Climate campaigners marched through central Paris Friday in the latest attempt to disrupt a shareholder meeting held by a major fossil fuel company, demanding that oil giant TotalEnergies adopt a resolution to sharply increase the pace of its greenhouse gas emissions reductions.
Advocacy groups including 350.org, Greenpeace, Scientist Rebellion, and Friends of the Earth France joined a reported 700 demonstrators outside the Salle Pleyel, the venue of Total's annual general meeting, with campaigners chanting, "All we want is to knock down Total" and "One, two, three degrees, we have Total to thank"—a reference to planetary heating and scientists' warnings that fossil fuel extraction must be drastically reduced in order to keep warming to less than 2°C above pre-industrial levels.
Banners carried by the protesters read, "The science is clear but Total is ignoring it" and "Floods, heatwaves, drought, pandemics: The world according to Total."
\u201cBlocage Total! @350France joins over 700 climate activists block @TotalEnergies 's AGM today to protest against its climate wrecking projects and massive profits.\n\n\ud83d\udcf7Claire Jaillard / @350\n\n#BlocageTotal #PeoplesHealthTribunal\u201d— 350 dot org (@350 dot org) 1685090522
Police targeted the demonstrators with tear gas and pepper spray, with some people being dragged away from the Salle Pleyel—moves that were condemned as "outrageous" by the campaign group Stop East African Crude Oil Pipeline (EACOP), of which Total is the lead shareholder.
"Police resorted to extreme measures, dropping a tear gas grenade amidst a group of peaceful, seated, handcuffed activists at Total's AGM blockade," said the group. "This excessive force against non-violent individuals is utterly unacceptable!"
\u201c\ud83d\udea8 Outrageous! \ud83d\ude21 Police resorted to extreme measures, dropping a tear gas grenade amidst a group of peaceful, seated, handcuffed activists at Total's AGM blockade. This excessive force against non-violent individuals is utterly unacceptable! \ud83d\ude20 #BlocageTotal #StopEACOP\u201d— StopEACOP (@StopEACOP) 1685085784
Inside the meeting, the Dutch activist shareholder group Follow This pushed investors in Total to adopt a resolution committing the company to include Scope 3 emissions—those caused by the burning of Total's products by customers, such as airlines, or drivers—in its 2030 emissions targets and steeper absolute emissions cuts.
The resolution garnered the support of about 30% of shareholders, nearly doubling its support in 2020, the last time such a proposal was put forward.

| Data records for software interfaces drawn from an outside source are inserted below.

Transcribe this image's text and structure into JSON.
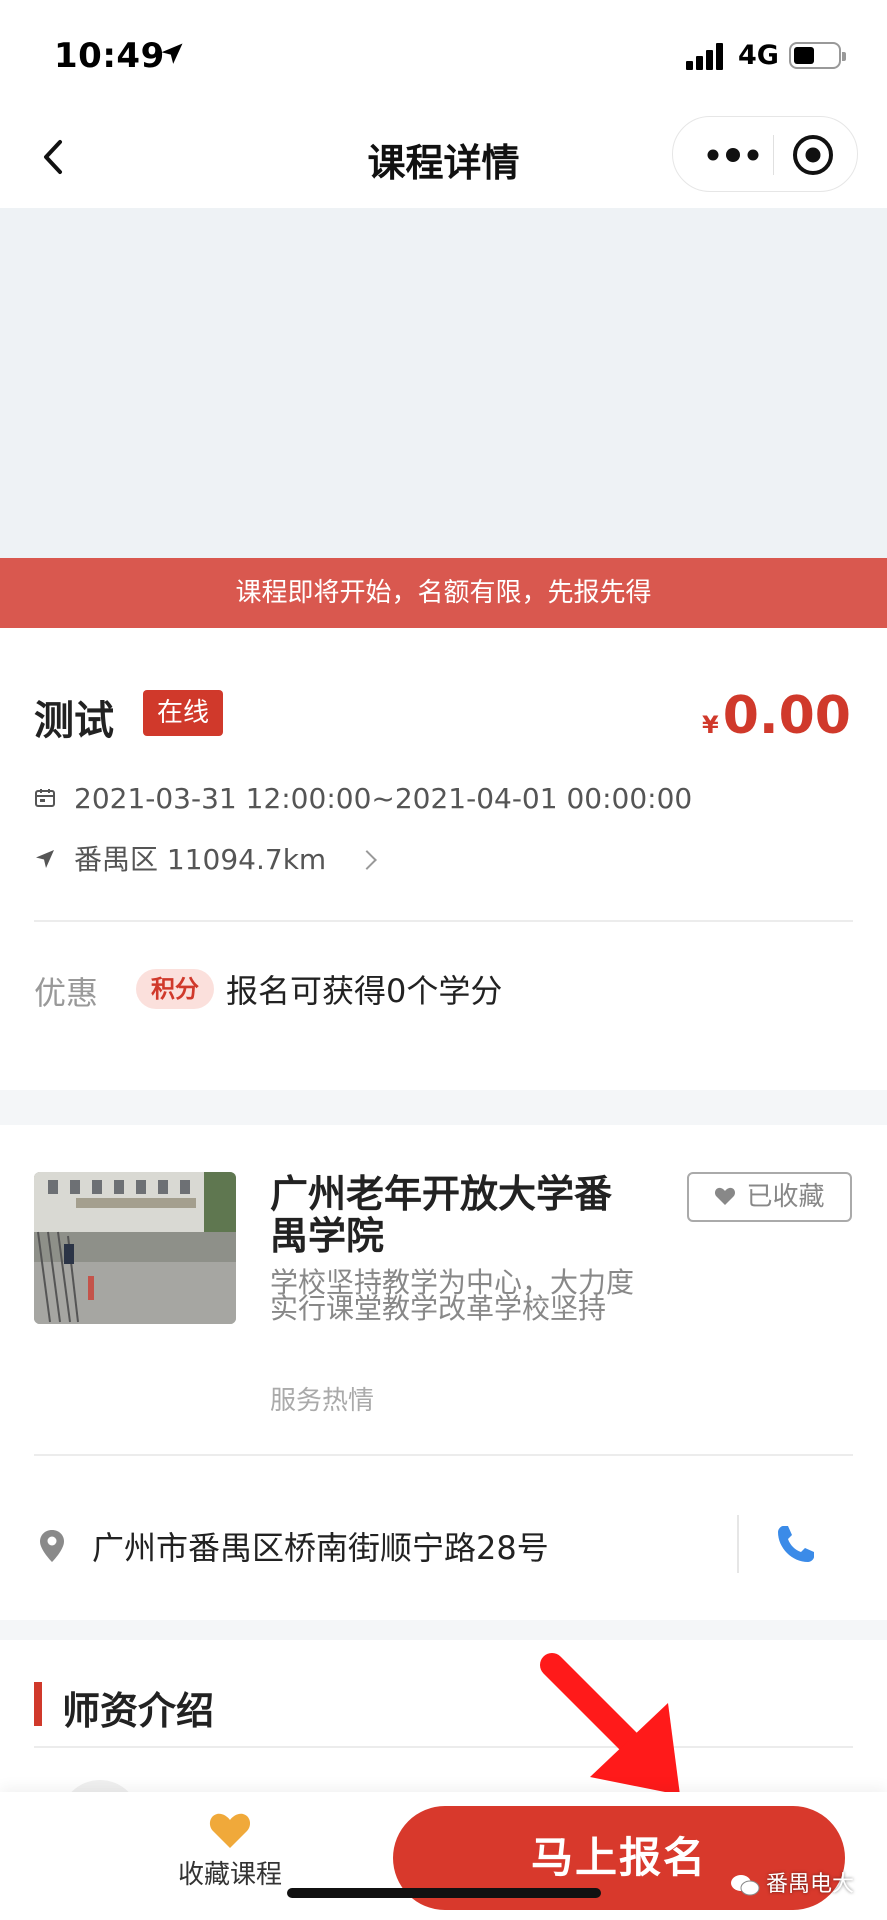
{
  "status_bar": {
    "time": "10:49",
    "network": "4G"
  },
  "nav": {
    "title": "课程详情"
  },
  "notice": "课程即将开始，名额有限，先报先得",
  "course": {
    "title": "测试",
    "mode": "在线",
    "price_symbol": "¥",
    "price": "0.00",
    "datetime": "2021-03-31 12:00:00~2021-04-01 00:00:00",
    "location": "番禺区 11094.7km",
    "promo_label": "优惠",
    "promo_badge": "积分",
    "promo_text": "报名可获得0个学分"
  },
  "school": {
    "name": "广州老年开放大学番禺学院",
    "description": "学校坚持教学为中心，大力度实行课堂教学改革学校坚持",
    "tag": "服务热情",
    "favorite_label": "已收藏",
    "address": "广州市番禺区桥南街顺宁路28号"
  },
  "teachers": {
    "section_title": "师资介绍"
  },
  "bottom_bar": {
    "favorite_label": "收藏课程",
    "enroll_label": "马上报名"
  },
  "watermark": "番禺电大",
  "colors": {
    "accent": "#d0392b",
    "notice": "#d9584f",
    "favorite_icon": "#f0a93a",
    "phone_icon": "#3b8be8"
  }
}
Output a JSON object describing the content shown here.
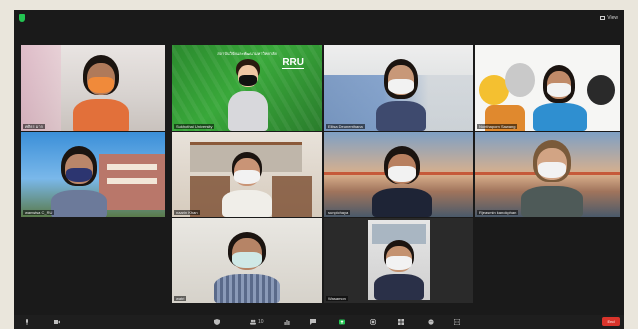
{
  "app": {
    "view_label": "View",
    "end_label": "End"
  },
  "participants": [
    {
      "id": "p1",
      "name": "ศศิธร มาก"
    },
    {
      "id": "p2",
      "name": "Sukhothai University",
      "banner": "สถาบันวิจัยและพัฒนามหาวิทยาลัย",
      "logo": "RRU"
    },
    {
      "id": "p3",
      "name": "Ellisa Deunenthana"
    },
    {
      "id": "p4",
      "name": "Nonthaporn Sawang"
    },
    {
      "id": "p5",
      "name": "wanwisa C_RU"
    },
    {
      "id": "p6",
      "name": "naarin Khan"
    },
    {
      "id": "p7",
      "name": "sunpichaya"
    },
    {
      "id": "p8",
      "name": "Rjeasmin kanokphan"
    },
    {
      "id": "p9",
      "name": "watri"
    },
    {
      "id": "p10",
      "name": "Wasamon"
    }
  ],
  "toolbar": {
    "items": [
      {
        "name": "mute",
        "icon": "microphone-icon"
      },
      {
        "name": "video",
        "icon": "video-camera-icon"
      },
      {
        "name": "security",
        "icon": "shield-icon"
      },
      {
        "name": "participants",
        "icon": "participants-icon",
        "count": "10"
      },
      {
        "name": "polls",
        "icon": "bar-chart-icon"
      },
      {
        "name": "chat",
        "icon": "chat-icon"
      },
      {
        "name": "share",
        "icon": "share-screen-icon"
      },
      {
        "name": "record",
        "icon": "record-icon"
      },
      {
        "name": "breakout",
        "icon": "breakout-rooms-icon"
      },
      {
        "name": "reactions",
        "icon": "reactions-icon"
      },
      {
        "name": "more",
        "icon": "more-icon"
      }
    ]
  },
  "colors": {
    "accent_green": "#23c552",
    "end_red": "#d9342b",
    "active_speaker": "#e6d84a"
  }
}
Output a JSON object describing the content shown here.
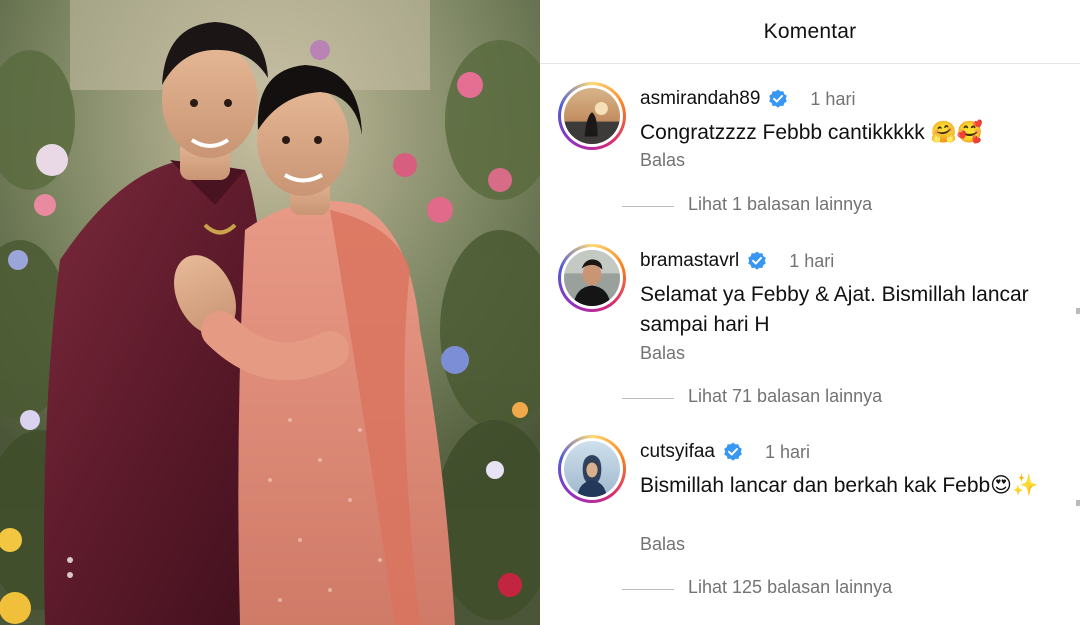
{
  "header": {
    "title": "Komentar"
  },
  "comments": [
    {
      "username": "asmirandah89",
      "verified_icon": "verified-badge-icon",
      "time": "1 hari",
      "text": "Congratzzzz Febbb cantikkkkk 🤗🥰",
      "reply_label": "Balas",
      "more_replies": "Lihat 1 balasan lainnya"
    },
    {
      "username": "bramastavrl",
      "verified_icon": "verified-badge-icon",
      "time": "1 hari",
      "text": "Selamat ya Febby & Ajat. Bismillah lancar sampai hari H",
      "reply_label": "Balas",
      "more_replies": "Lihat 71 balasan lainnya"
    },
    {
      "username": "cutsyifaa",
      "verified_icon": "verified-badge-icon",
      "time": "1 hari",
      "text": "Bismillah lancar dan berkah kak Febb😍✨",
      "reply_label": "Balas",
      "more_replies": "Lihat 125 balasan lainnya"
    }
  ],
  "colors": {
    "verified": "#3897f0",
    "muted_text": "#737373",
    "story_ring_start": "#feda75",
    "story_ring_end": "#4f5bd5"
  }
}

Seventeen investors who control a total of $1.2 million in the company voted in support of the resolution.
Follow This CEO Mark van Baal, whose group's motto is "Change from the inside," called the vote "a great outcome" and evidence of a growing "shareholder rebellion."
"One-third of investors say Total needs to decrease emissions by 2030 and that they can't hide behind their customers by saying Scope 3 emissions are not the company's responsibility," he toldFrance24.

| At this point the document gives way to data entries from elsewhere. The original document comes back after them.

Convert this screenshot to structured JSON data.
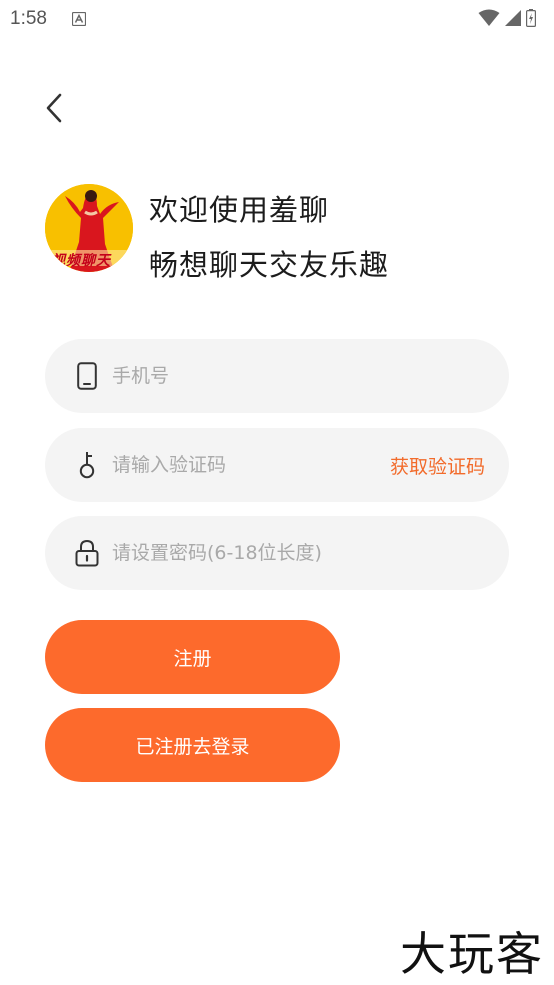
{
  "status_bar": {
    "time": "1:58"
  },
  "welcome": {
    "line1": "欢迎使用羞聊",
    "line2": "畅想聊天交友乐趣",
    "logo_text": "视频聊天"
  },
  "form": {
    "phone": {
      "value": "",
      "placeholder": "手机号"
    },
    "code": {
      "value": "",
      "placeholder": "请输入验证码",
      "action_label": "获取验证码"
    },
    "password": {
      "value": "",
      "placeholder": "请设置密码(6-18位长度)"
    }
  },
  "buttons": {
    "register": "注册",
    "go_login": "已注册去登录"
  },
  "watermark": "大玩客",
  "colors": {
    "accent": "#fd6a2c",
    "field_bg": "#f4f4f4",
    "placeholder": "#a9a9a9"
  }
}
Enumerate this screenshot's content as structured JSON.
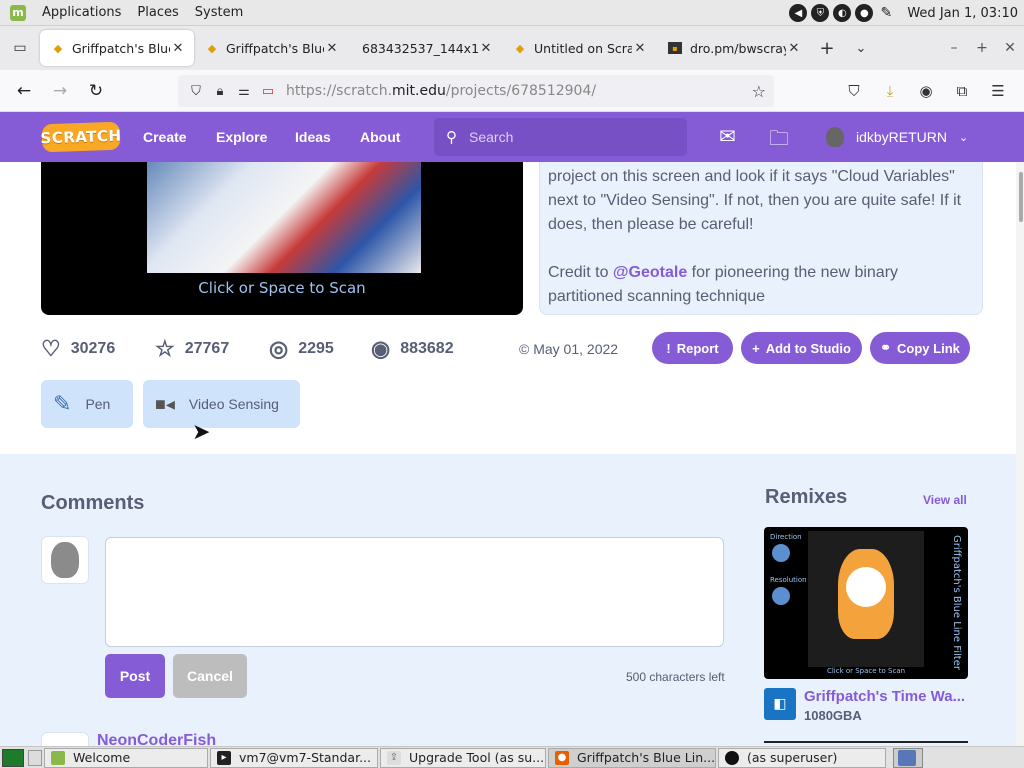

The final vote on Total's climate pledge, however, approved emissions cuts only at the company's directly-owned facilities and garnered more than 88% of shareholder votes.
Greenpeace France on Friday acknowledged that Energy Minister Agnes Pannier-Runacher toldFrance Info radio as the meeting convened that fossil fuel companies will have no future unless they shift to renewable energy and urged companies including Total to "re-invent themselves."
"But you know that these companies won't do anything without legal constraint," said the group. "We therefore expect strong political acts."
In the United Nations' Intergovernmental Panel on Climate Change's 2022 report, scientists said the world needs to reduce fossil fuel emissions by 43% from 2019 levels by 2030 in order to meet the Paris climate agreement's target of limiting planetary heating to less than 2°C.
As scientists and advocates have demanded companies including Total reduce their emissions, the company reported a net profit of $36.2 billion in 2022, doubling its earnings in the previous year.